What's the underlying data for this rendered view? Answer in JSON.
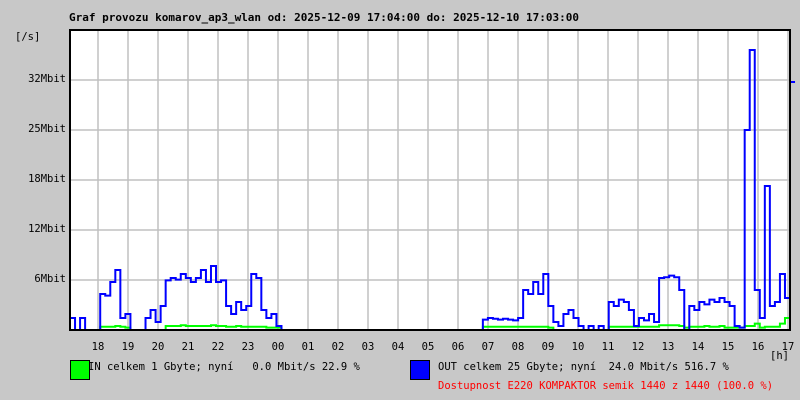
{
  "title": "Graf provozu komarov_ap3_wlan od: 2025-12-09 17:04:00 do: 2025-12-10 17:03:00",
  "chart_data": {
    "type": "line",
    "title": "Graf provozu komarov_ap3_wlan od: 2025-12-09 17:04:00 do: 2025-12-10 17:03:00",
    "ylabel": "[/s]",
    "xlabel": "[h]",
    "y_unit": "Mbit/s",
    "ylim": [
      0,
      37.5
    ],
    "y_ticks": [
      {
        "value": 6.25,
        "label": "6Mbit"
      },
      {
        "value": 12.5,
        "label": "12Mbit"
      },
      {
        "value": 18.75,
        "label": "18Mbit"
      },
      {
        "value": 25,
        "label": "25Mbit"
      },
      {
        "value": 31.25,
        "label": "32Mbit"
      }
    ],
    "x_start_hour": 17.0667,
    "x_step_minutes": 10,
    "x_ticks": [
      "18",
      "19",
      "20",
      "21",
      "22",
      "23",
      "00",
      "01",
      "02",
      "03",
      "04",
      "05",
      "06",
      "07",
      "08",
      "09",
      "10",
      "11",
      "12",
      "13",
      "14",
      "15",
      "16",
      "17"
    ],
    "grid": true,
    "series": [
      {
        "name": "IN",
        "color": "#00ff00",
        "values": [
          0,
          0,
          0,
          0,
          0,
          0,
          0.4,
          0.4,
          0.4,
          0.5,
          0.4,
          0.3,
          0,
          0,
          0,
          0,
          0,
          0,
          0,
          0.5,
          0.5,
          0.5,
          0.6,
          0.5,
          0.5,
          0.5,
          0.5,
          0.5,
          0.6,
          0.5,
          0.5,
          0.4,
          0.4,
          0.5,
          0.4,
          0.4,
          0.4,
          0.4,
          0.4,
          0.3,
          0.3,
          0.3,
          0,
          0,
          0,
          0,
          0,
          0,
          0,
          0,
          0,
          0,
          0,
          0,
          0,
          0,
          0,
          0,
          0,
          0,
          0,
          0,
          0,
          0,
          0,
          0,
          0,
          0,
          0,
          0,
          0,
          0,
          0,
          0,
          0,
          0,
          0,
          0,
          0,
          0,
          0,
          0,
          0.4,
          0.4,
          0.4,
          0.4,
          0.4,
          0.4,
          0.4,
          0.4,
          0.4,
          0.4,
          0.4,
          0.4,
          0.4,
          0.3,
          0,
          0,
          0,
          0,
          0,
          0,
          0,
          0,
          0,
          0,
          0,
          0.4,
          0.4,
          0.4,
          0.4,
          0.4,
          0.4,
          0.4,
          0.4,
          0.4,
          0.4,
          0.6,
          0.6,
          0.6,
          0.6,
          0.5,
          0.3,
          0.4,
          0.4,
          0.4,
          0.5,
          0.4,
          0.4,
          0.5,
          0.3,
          0.3,
          0.3,
          0.3,
          0.5,
          0.5,
          0.8,
          0.3,
          0.4,
          0.4,
          0.4,
          0.8,
          1.5
        ]
      },
      {
        "name": "OUT",
        "color": "#0000ff",
        "values": [
          1.5,
          0,
          1.5,
          0,
          0,
          0,
          4.5,
          4.3,
          6,
          7.5,
          1.5,
          2,
          0,
          0,
          0,
          1.5,
          2.5,
          1,
          3,
          6.2,
          6.5,
          6.3,
          7,
          6.5,
          6,
          6.5,
          7.5,
          6,
          8,
          6,
          6.2,
          3,
          2,
          3.5,
          2.5,
          3,
          7,
          6.5,
          2.5,
          1.5,
          2,
          0.5,
          0,
          0,
          0,
          0,
          0,
          0,
          0,
          0,
          0,
          0,
          0,
          0,
          0,
          0,
          0,
          0,
          0,
          0,
          0,
          0,
          0,
          0,
          0,
          0,
          0,
          0,
          0,
          0,
          0,
          0,
          0,
          0,
          0,
          0,
          0,
          0,
          0,
          0,
          0,
          0,
          1.3,
          1.5,
          1.4,
          1.3,
          1.4,
          1.3,
          1.2,
          1.5,
          5,
          4.5,
          6,
          4.5,
          7,
          3,
          1,
          0.5,
          2,
          2.5,
          1.5,
          0.5,
          0,
          0.5,
          0,
          0.5,
          0,
          3.5,
          3,
          3.8,
          3.5,
          2.5,
          0.5,
          1.5,
          1.2,
          2,
          1,
          6.5,
          6.6,
          6.8,
          6.6,
          5,
          0,
          3,
          2.5,
          3.5,
          3.2,
          3.8,
          3.5,
          4,
          3.5,
          3,
          0.5,
          0.3,
          25,
          35,
          5,
          1.5,
          18,
          3,
          3.5,
          7,
          4,
          31
        ]
      }
    ]
  },
  "legend": {
    "in_text": "IN celkem 1 Gbyte; nyní   0.0 Mbit/s 22.9 %",
    "out_text": "OUT celkem 25 Gbyte; nyní  24.0 Mbit/s 516.7 %",
    "availability_text": "Dostupnost E220 KOMPAKTOR semik 1440 z 1440 (100.0 %)",
    "in_color": "#00ff00",
    "out_color": "#0000ff",
    "availability_color": "#ff0000"
  }
}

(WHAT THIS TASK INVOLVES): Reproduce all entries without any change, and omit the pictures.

(COMPLETED EXERCISE):
What's the underlying data for this rendered view? Answer in JSON.
{
  "title": "Graf provozu komarov_ap3_wlan od: 2025-12-09 17:04:00 do: 2025-12-10 17:03:00",
  "chart_data": {
    "type": "line",
    "title": "Graf provozu komarov_ap3_wlan od: 2025-12-09 17:04:00 do: 2025-12-10 17:03:00",
    "ylabel": "[/s]",
    "xlabel": "[h]",
    "y_unit": "Mbit/s",
    "ylim": [
      0,
      37.5
    ],
    "y_ticks": [
      {
        "value": 6.25,
        "label": "6Mbit"
      },
      {
        "value": 12.5,
        "label": "12Mbit"
      },
      {
        "value": 18.75,
        "label": "18Mbit"
      },
      {
        "value": 25,
        "label": "25Mbit"
      },
      {
        "value": 31.25,
        "label": "32Mbit"
      }
    ],
    "x_start_hour": 17.0667,
    "x_step_minutes": 10,
    "x_ticks": [
      "18",
      "19",
      "20",
      "21",
      "22",
      "23",
      "00",
      "01",
      "02",
      "03",
      "04",
      "05",
      "06",
      "07",
      "08",
      "09",
      "10",
      "11",
      "12",
      "13",
      "14",
      "15",
      "16",
      "17"
    ],
    "grid": true,
    "series": [
      {
        "name": "IN",
        "color": "#00ff00",
        "values": [
          0,
          0,
          0,
          0,
          0,
          0,
          0.4,
          0.4,
          0.4,
          0.5,
          0.4,
          0.3,
          0,
          0,
          0,
          0,
          0,
          0,
          0,
          0.5,
          0.5,
          0.5,
          0.6,
          0.5,
          0.5,
          0.5,
          0.5,
          0.5,
          0.6,
          0.5,
          0.5,
          0.4,
          0.4,
          0.5,
          0.4,
          0.4,
          0.4,
          0.4,
          0.4,
          0.3,
          0.3,
          0.3,
          0,
          0,
          0,
          0,
          0,
          0,
          0,
          0,
          0,
          0,
          0,
          0,
          0,
          0,
          0,
          0,
          0,
          0,
          0,
          0,
          0,
          0,
          0,
          0,
          0,
          0,
          0,
          0,
          0,
          0,
          0,
          0,
          0,
          0,
          0,
          0,
          0,
          0,
          0,
          0,
          0.4,
          0.4,
          0.4,
          0.4,
          0.4,
          0.4,
          0.4,
          0.4,
          0.4,
          0.4,
          0.4,
          0.4,
          0.4,
          0.3,
          0,
          0,
          0,
          0,
          0,
          0,
          0,
          0,
          0,
          0,
          0,
          0.4,
          0.4,
          0.4,
          0.4,
          0.4,
          0.4,
          0.4,
          0.4,
          0.4,
          0.4,
          0.6,
          0.6,
          0.6,
          0.6,
          0.5,
          0.3,
          0.4,
          0.4,
          0.4,
          0.5,
          0.4,
          0.4,
          0.5,
          0.3,
          0.3,
          0.3,
          0.3,
          0.5,
          0.5,
          0.8,
          0.3,
          0.4,
          0.4,
          0.4,
          0.8,
          1.5
        ]
      },
      {
        "name": "OUT",
        "color": "#0000ff",
        "values": [
          1.5,
          0,
          1.5,
          0,
          0,
          0,
          4.5,
          4.3,
          6,
          7.5,
          1.5,
          2,
          0,
          0,
          0,
          1.5,
          2.5,
          1,
          3,
          6.2,
          6.5,
          6.3,
          7,
          6.5,
          6,
          6.5,
          7.5,
          6,
          8,
          6,
          6.2,
          3,
          2,
          3.5,
          2.5,
          3,
          7,
          6.5,
          2.5,
          1.5,
          2,
          0.5,
          0,
          0,
          0,
          0,
          0,
          0,
          0,
          0,
          0,
          0,
          0,
          0,
          0,
          0,
          0,
          0,
          0,
          0,
          0,
          0,
          0,
          0,
          0,
          0,
          0,
          0,
          0,
          0,
          0,
          0,
          0,
          0,
          0,
          0,
          0,
          0,
          0,
          0,
          0,
          0,
          1.3,
          1.5,
          1.4,
          1.3,
          1.4,
          1.3,
          1.2,
          1.5,
          5,
          4.5,
          6,
          4.5,
          7,
          3,
          1,
          0.5,
          2,
          2.5,
          1.5,
          0.5,
          0,
          0.5,
          0,
          0.5,
          0,
          3.5,
          3,
          3.8,
          3.5,
          2.5,
          0.5,
          1.5,
          1.2,
          2,
          1,
          6.5,
          6.6,
          6.8,
          6.6,
          5,
          0,
          3,
          2.5,
          3.5,
          3.2,
          3.8,
          3.5,
          4,
          3.5,
          3,
          0.5,
          0.3,
          25,
          35,
          5,
          1.5,
          18,
          3,
          3.5,
          7,
          4,
          31
        ]
      }
    ]
  },
  "legend": {
    "in_text": "IN celkem 1 Gbyte; nyní   0.0 Mbit/s 22.9 %",
    "out_text": "OUT celkem 25 Gbyte; nyní  24.0 Mbit/s 516.7 %",
    "availability_text": "Dostupnost E220 KOMPAKTOR semik 1440 z 1440 (100.0 %)",
    "in_color": "#00ff00",
    "out_color": "#0000ff",
    "availability_color": "#ff0000"
  }
}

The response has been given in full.